WHAT YOU SHOULD DO:
Look through the lines below, find those with the word "chevron", and copy them.

INFORMATION:
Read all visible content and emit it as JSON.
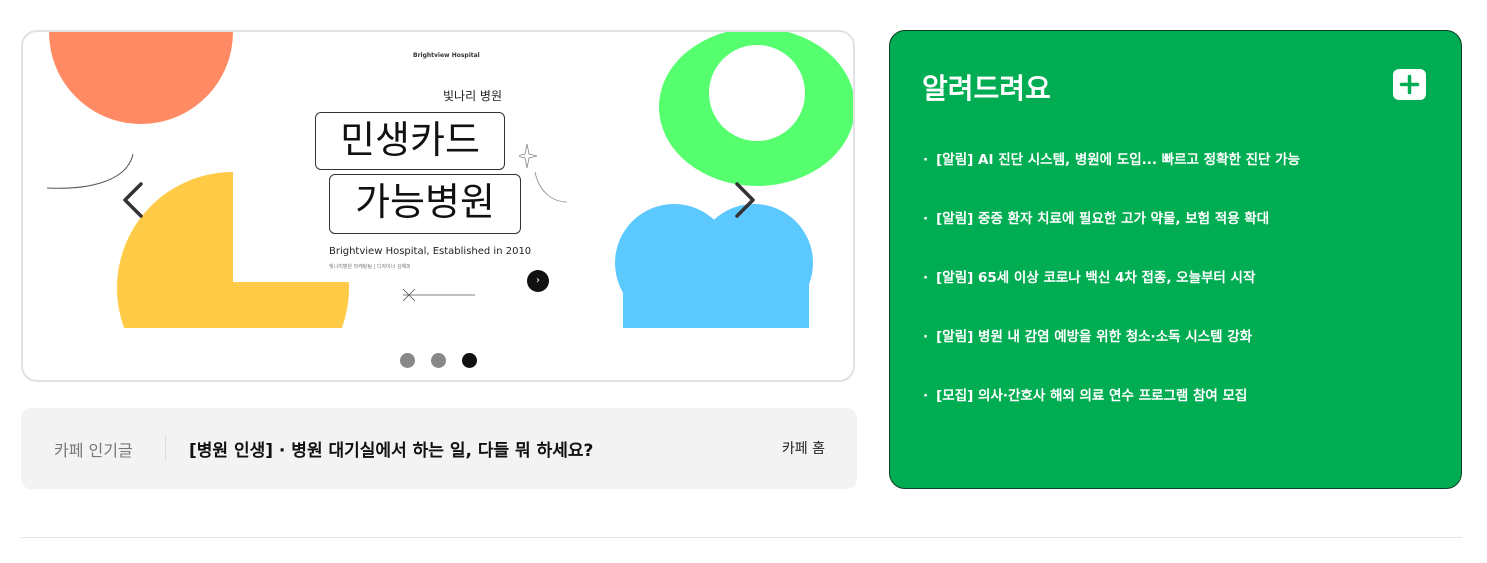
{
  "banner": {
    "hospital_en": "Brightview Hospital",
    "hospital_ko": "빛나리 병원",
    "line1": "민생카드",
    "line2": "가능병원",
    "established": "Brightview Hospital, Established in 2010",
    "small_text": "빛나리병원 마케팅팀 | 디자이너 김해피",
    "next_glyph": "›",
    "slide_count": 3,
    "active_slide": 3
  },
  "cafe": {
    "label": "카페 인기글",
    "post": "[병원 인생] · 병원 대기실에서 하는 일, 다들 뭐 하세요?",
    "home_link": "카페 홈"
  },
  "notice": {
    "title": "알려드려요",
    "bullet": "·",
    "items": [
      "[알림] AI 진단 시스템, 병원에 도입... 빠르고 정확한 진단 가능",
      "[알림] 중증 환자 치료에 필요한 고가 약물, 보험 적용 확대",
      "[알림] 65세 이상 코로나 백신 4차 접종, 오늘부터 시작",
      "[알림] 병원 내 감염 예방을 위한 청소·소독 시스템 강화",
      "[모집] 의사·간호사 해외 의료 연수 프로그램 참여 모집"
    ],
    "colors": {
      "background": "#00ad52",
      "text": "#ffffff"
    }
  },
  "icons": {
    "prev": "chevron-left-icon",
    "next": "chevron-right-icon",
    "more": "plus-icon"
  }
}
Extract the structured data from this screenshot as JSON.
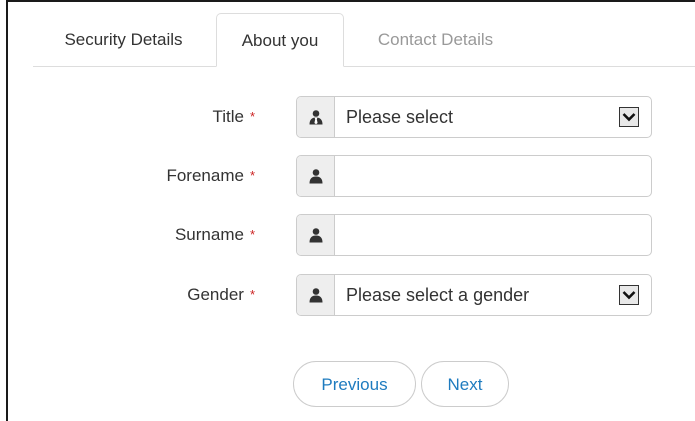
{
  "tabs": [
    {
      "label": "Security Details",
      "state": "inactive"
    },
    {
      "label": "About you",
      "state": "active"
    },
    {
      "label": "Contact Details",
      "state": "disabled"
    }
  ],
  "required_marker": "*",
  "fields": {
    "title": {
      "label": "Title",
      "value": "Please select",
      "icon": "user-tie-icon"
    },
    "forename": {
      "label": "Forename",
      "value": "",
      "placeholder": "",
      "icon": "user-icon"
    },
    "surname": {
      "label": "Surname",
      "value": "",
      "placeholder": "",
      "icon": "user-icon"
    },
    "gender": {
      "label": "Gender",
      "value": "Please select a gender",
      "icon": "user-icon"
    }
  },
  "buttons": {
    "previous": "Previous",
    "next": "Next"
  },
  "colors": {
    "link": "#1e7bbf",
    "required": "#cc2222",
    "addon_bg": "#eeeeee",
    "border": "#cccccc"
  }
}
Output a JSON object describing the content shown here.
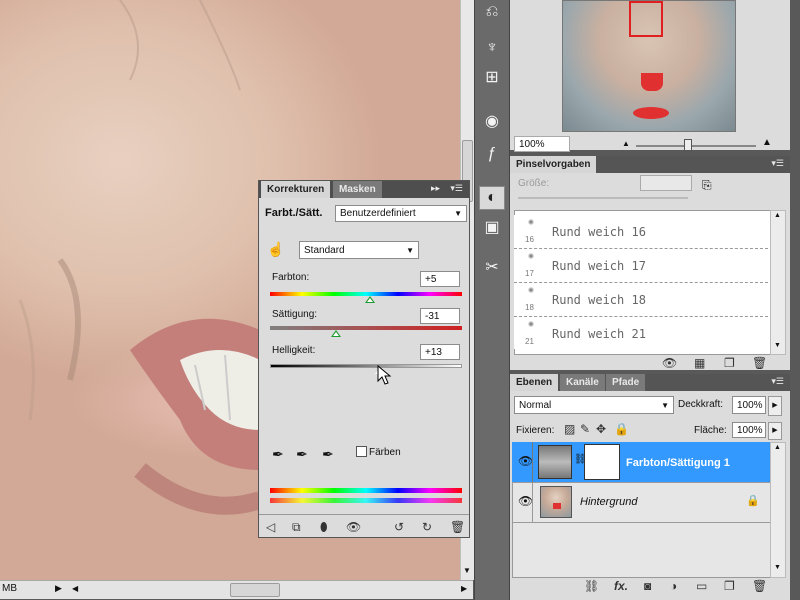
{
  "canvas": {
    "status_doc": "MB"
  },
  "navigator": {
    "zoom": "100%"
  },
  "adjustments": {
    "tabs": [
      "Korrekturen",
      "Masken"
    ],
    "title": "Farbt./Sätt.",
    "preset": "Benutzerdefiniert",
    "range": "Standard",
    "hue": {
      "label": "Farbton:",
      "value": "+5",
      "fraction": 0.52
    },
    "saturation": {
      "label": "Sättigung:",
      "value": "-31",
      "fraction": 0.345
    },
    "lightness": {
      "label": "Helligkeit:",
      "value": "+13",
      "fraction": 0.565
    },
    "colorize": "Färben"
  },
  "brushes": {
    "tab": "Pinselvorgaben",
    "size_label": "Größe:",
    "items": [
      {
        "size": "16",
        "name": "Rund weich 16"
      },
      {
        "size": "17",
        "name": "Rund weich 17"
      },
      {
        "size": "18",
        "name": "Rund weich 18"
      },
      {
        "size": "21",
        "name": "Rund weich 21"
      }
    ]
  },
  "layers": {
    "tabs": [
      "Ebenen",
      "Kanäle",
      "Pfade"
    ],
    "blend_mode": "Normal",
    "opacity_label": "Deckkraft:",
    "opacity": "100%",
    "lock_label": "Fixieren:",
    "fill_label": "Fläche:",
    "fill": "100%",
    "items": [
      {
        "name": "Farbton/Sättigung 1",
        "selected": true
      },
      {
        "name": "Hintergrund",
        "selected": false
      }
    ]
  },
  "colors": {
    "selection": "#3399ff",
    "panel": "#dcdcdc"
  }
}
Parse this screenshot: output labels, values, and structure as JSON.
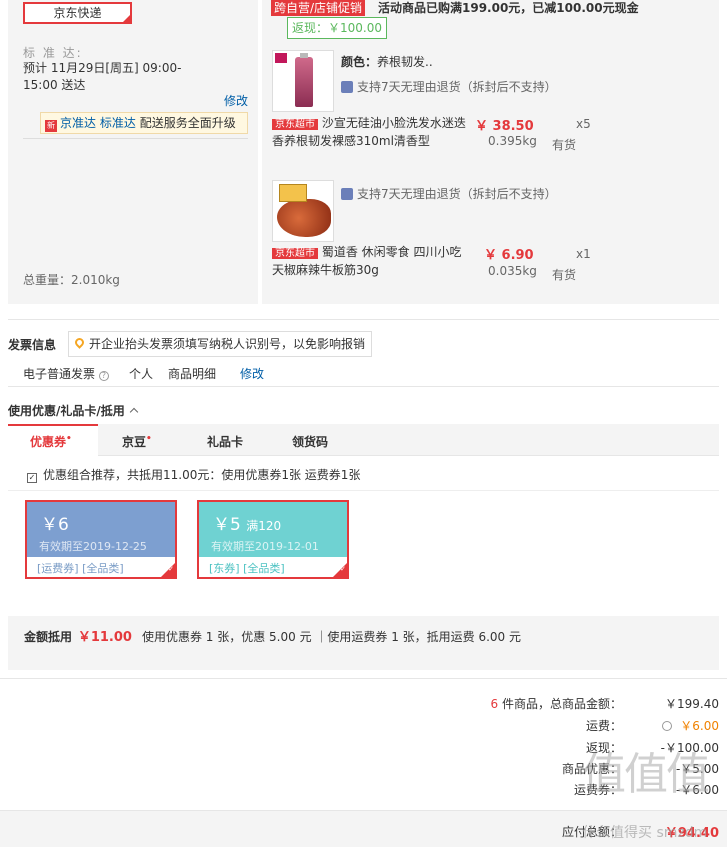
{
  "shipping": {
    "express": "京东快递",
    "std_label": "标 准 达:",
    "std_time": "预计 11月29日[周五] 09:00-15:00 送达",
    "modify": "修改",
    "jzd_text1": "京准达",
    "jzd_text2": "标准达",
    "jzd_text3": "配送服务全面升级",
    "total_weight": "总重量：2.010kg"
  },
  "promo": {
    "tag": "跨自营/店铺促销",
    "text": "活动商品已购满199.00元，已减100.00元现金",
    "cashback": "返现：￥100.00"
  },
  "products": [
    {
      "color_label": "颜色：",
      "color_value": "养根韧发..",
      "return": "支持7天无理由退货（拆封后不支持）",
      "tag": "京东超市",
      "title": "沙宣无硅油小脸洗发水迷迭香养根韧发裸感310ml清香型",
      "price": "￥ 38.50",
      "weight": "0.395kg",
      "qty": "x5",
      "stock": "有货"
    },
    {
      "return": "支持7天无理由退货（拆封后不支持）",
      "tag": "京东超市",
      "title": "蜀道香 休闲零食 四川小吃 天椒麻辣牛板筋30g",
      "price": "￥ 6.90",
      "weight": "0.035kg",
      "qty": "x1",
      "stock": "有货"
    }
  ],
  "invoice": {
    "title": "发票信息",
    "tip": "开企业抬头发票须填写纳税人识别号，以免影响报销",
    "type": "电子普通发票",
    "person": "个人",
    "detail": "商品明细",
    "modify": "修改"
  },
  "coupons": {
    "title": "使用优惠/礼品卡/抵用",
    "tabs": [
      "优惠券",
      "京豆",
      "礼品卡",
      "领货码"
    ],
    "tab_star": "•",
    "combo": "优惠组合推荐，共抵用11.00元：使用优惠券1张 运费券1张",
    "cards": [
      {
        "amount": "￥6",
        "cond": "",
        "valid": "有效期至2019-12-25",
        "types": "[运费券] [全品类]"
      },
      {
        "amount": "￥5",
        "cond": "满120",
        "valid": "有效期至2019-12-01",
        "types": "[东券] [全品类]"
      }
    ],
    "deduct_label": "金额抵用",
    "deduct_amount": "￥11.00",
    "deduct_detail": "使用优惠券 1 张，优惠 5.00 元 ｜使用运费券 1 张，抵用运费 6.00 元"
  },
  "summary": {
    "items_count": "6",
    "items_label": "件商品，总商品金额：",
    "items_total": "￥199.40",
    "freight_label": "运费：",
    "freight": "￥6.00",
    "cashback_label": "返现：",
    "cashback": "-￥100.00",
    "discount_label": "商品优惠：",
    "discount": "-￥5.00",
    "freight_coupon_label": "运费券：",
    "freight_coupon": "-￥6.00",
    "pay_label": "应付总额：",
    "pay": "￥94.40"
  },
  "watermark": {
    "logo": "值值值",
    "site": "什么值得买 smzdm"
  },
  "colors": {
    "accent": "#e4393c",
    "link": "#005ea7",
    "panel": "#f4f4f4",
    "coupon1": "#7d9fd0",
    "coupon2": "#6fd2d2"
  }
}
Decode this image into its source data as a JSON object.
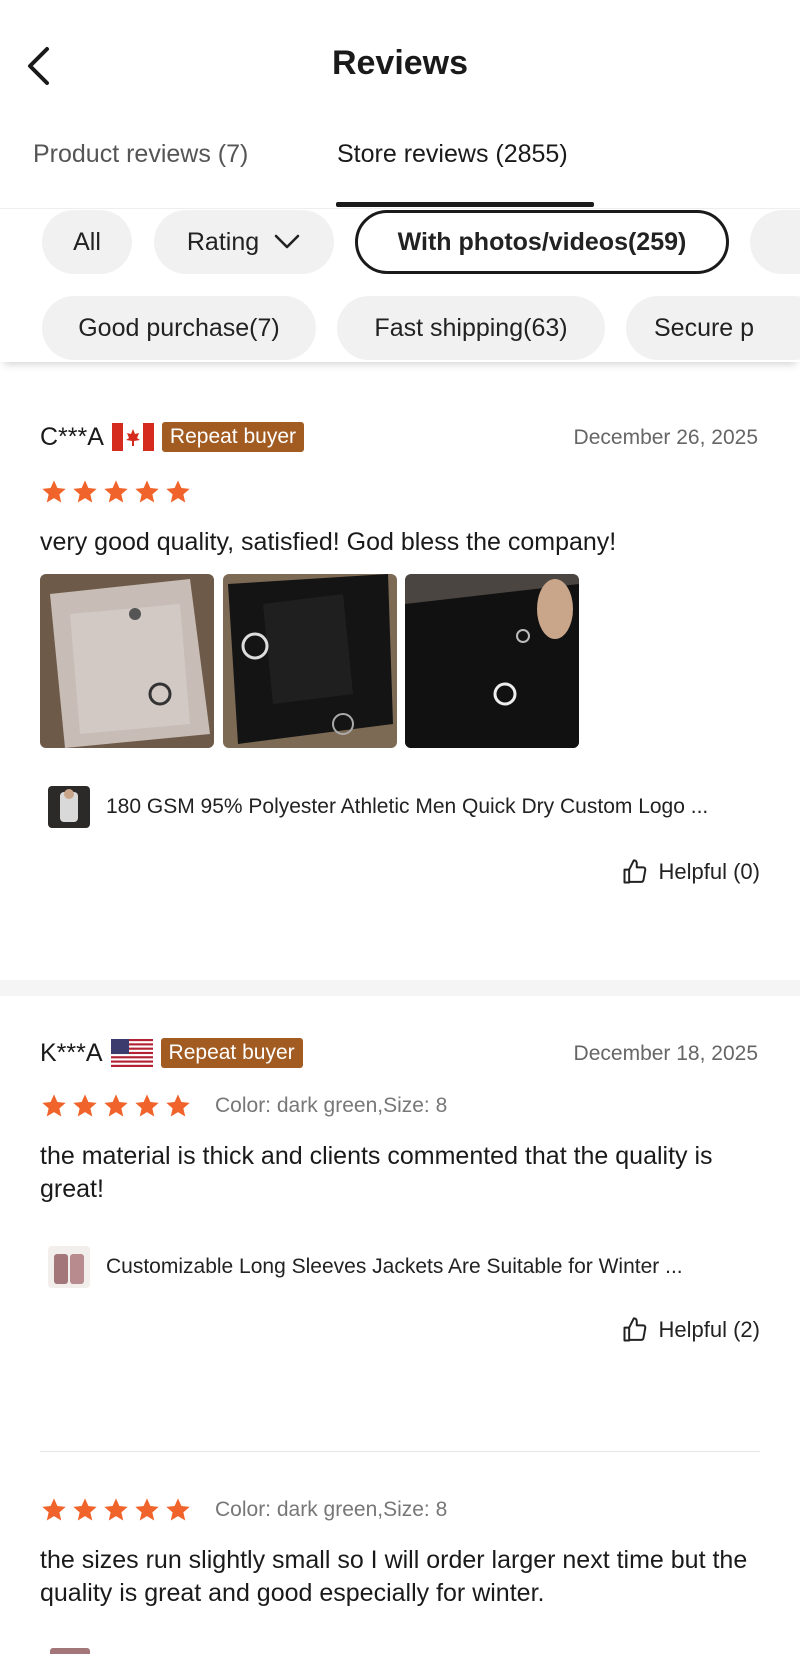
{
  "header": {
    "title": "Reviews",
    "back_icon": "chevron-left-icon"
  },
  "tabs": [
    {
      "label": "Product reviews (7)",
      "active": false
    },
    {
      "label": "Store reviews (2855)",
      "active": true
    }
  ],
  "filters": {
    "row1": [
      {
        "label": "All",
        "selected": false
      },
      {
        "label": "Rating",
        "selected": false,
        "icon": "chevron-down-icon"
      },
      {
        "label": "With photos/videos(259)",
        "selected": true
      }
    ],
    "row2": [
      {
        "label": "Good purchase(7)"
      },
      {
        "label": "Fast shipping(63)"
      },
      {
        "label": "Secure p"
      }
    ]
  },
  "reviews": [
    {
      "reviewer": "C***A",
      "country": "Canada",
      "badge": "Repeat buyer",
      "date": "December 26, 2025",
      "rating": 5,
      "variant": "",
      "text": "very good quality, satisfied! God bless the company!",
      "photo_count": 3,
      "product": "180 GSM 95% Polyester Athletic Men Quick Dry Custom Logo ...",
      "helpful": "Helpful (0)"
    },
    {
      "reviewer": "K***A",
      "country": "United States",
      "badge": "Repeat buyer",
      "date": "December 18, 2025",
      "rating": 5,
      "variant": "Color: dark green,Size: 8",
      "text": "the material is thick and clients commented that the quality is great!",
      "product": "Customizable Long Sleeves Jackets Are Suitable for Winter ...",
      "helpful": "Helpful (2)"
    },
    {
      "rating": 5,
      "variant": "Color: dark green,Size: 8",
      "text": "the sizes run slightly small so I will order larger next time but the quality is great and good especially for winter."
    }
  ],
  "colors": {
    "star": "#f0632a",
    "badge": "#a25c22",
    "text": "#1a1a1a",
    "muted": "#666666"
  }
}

REPLY TO THE EXERCISE:
    "prev": "chevron-left-icon",
    "next": "chevron-right-icon",
    "back_icon": "chevron-left-icon"
        "icon": "chevron-down-icon"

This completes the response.